[[ Data under study, beginning ]]

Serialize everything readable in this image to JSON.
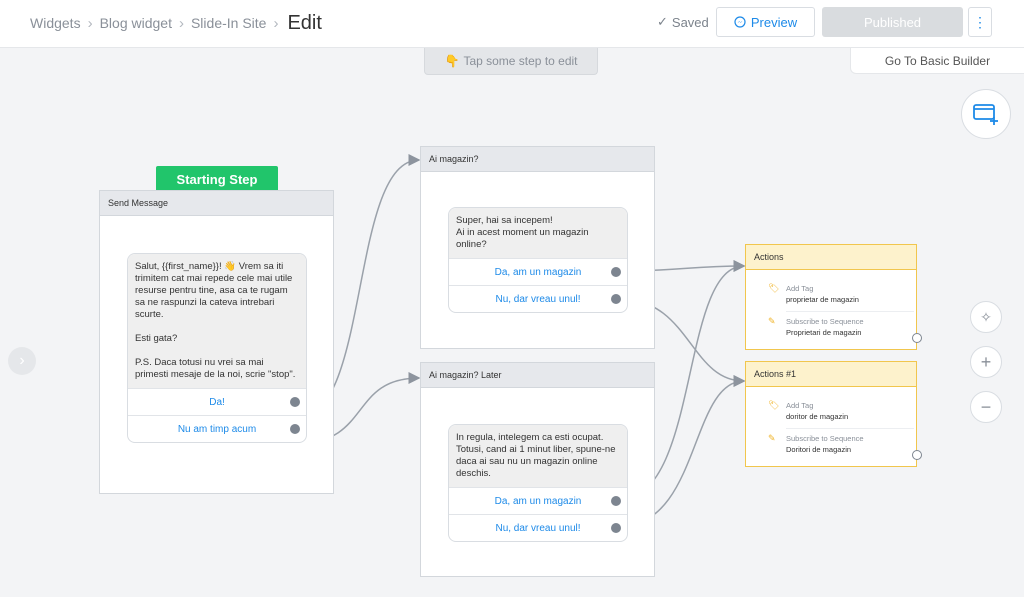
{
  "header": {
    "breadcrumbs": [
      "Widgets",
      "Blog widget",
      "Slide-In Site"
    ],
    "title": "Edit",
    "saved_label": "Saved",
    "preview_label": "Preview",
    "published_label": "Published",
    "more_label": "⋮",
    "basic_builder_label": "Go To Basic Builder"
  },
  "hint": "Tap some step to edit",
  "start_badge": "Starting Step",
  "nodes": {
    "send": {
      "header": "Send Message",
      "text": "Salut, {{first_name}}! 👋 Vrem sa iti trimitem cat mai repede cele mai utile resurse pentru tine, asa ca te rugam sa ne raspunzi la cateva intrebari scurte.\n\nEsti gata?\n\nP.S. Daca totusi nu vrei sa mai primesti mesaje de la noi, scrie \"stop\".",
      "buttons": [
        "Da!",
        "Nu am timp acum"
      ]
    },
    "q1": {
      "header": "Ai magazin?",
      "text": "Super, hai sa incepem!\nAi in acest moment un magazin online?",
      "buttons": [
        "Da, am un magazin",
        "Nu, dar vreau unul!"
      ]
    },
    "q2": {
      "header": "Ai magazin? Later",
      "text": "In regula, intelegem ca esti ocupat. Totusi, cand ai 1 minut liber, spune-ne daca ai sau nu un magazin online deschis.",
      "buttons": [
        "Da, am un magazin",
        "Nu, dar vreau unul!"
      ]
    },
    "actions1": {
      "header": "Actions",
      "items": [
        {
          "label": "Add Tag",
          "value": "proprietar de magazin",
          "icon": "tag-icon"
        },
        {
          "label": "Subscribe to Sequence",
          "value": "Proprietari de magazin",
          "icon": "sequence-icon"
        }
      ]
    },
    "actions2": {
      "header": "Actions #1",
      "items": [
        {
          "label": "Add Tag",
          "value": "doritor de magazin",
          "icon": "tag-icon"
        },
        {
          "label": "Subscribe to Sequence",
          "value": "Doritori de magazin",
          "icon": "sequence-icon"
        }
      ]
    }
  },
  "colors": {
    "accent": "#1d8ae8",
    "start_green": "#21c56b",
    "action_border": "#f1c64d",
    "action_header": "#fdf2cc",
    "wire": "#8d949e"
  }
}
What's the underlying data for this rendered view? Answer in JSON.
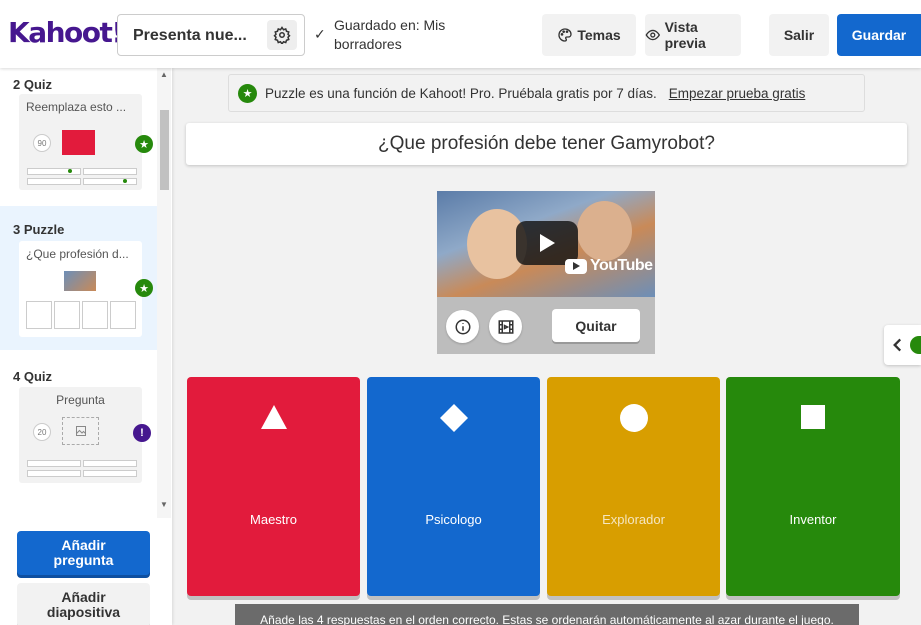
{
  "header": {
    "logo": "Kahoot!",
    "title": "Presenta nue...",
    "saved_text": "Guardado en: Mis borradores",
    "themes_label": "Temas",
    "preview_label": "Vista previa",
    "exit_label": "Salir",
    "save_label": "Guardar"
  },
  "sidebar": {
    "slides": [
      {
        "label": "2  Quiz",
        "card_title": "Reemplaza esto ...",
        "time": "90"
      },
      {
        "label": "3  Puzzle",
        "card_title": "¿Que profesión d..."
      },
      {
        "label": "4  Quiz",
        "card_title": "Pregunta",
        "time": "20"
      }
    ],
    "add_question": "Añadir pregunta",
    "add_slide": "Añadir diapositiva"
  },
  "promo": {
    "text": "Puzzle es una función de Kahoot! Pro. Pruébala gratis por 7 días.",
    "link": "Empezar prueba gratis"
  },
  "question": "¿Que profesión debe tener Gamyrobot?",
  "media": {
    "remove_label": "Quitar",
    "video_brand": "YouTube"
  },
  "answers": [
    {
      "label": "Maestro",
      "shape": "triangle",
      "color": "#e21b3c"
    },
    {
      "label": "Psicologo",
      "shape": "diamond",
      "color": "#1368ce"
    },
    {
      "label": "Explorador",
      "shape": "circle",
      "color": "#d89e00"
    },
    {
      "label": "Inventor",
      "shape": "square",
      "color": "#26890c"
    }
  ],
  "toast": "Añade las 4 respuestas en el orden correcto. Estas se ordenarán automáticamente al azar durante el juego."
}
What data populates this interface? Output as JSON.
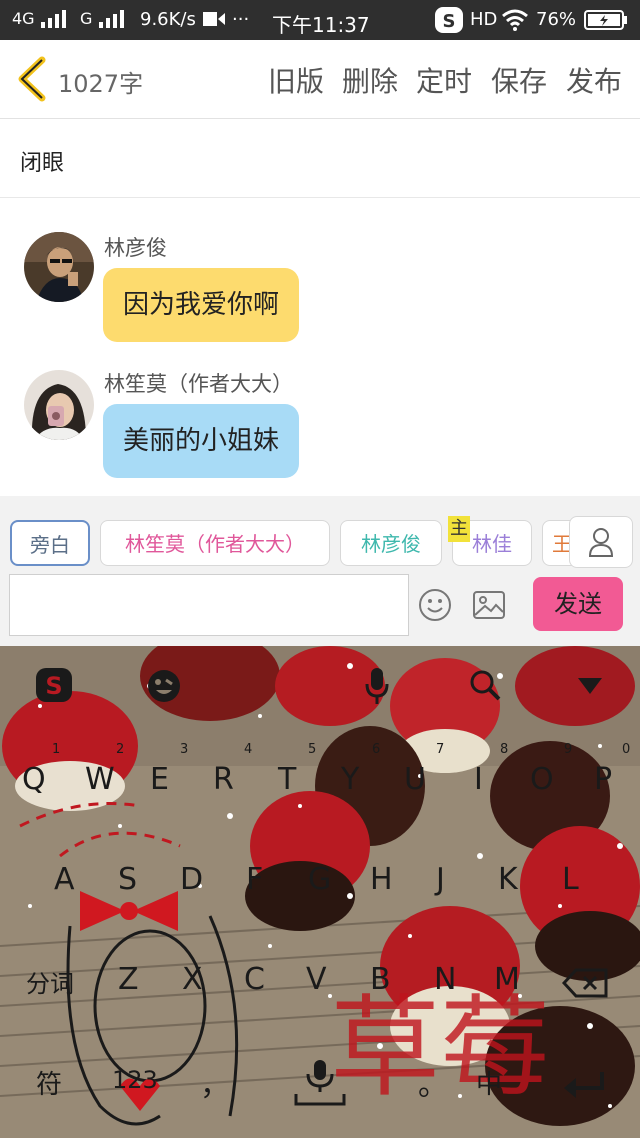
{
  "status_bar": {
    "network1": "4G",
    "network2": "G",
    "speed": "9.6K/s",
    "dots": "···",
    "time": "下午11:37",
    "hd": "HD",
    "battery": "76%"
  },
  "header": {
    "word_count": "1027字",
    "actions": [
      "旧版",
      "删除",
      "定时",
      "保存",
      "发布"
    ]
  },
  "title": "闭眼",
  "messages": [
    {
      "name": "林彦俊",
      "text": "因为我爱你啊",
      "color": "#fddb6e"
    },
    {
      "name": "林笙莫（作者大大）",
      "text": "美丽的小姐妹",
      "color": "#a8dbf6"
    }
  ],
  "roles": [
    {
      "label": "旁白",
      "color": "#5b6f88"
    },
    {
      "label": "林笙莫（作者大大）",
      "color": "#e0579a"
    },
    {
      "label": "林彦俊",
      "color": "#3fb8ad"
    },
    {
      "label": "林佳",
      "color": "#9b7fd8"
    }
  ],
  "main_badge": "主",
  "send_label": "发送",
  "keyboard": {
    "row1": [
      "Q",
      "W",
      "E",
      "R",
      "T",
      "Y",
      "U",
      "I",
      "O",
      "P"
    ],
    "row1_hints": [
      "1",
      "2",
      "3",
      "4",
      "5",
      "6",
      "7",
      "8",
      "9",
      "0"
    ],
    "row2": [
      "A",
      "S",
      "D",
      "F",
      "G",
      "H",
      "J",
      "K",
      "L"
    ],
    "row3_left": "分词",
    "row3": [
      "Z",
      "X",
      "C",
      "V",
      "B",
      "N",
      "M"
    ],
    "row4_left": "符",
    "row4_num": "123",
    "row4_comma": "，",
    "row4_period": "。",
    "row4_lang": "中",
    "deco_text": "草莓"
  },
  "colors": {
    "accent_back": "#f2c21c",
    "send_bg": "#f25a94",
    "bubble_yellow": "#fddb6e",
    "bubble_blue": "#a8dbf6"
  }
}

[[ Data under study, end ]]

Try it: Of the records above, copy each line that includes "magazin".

Solved exercise:
      "header": "Ai magazin?",
      "text": "Super, hai sa incepem!\nAi in acest moment un magazin online?",
        "Da, am un magazin",
      "header": "Ai magazin? Later",
      "text": "In regula, intelegem ca esti ocupat. Totusi, cand ai 1 minut liber, spune-ne daca ai sau nu un magazin online deschis.",
        "Da, am un magazin",
          "value": "proprietar de magazin",
          "value": "Proprietari de magazin",
          "value": "doritor de magazin",
          "value": "Doritori de magazin",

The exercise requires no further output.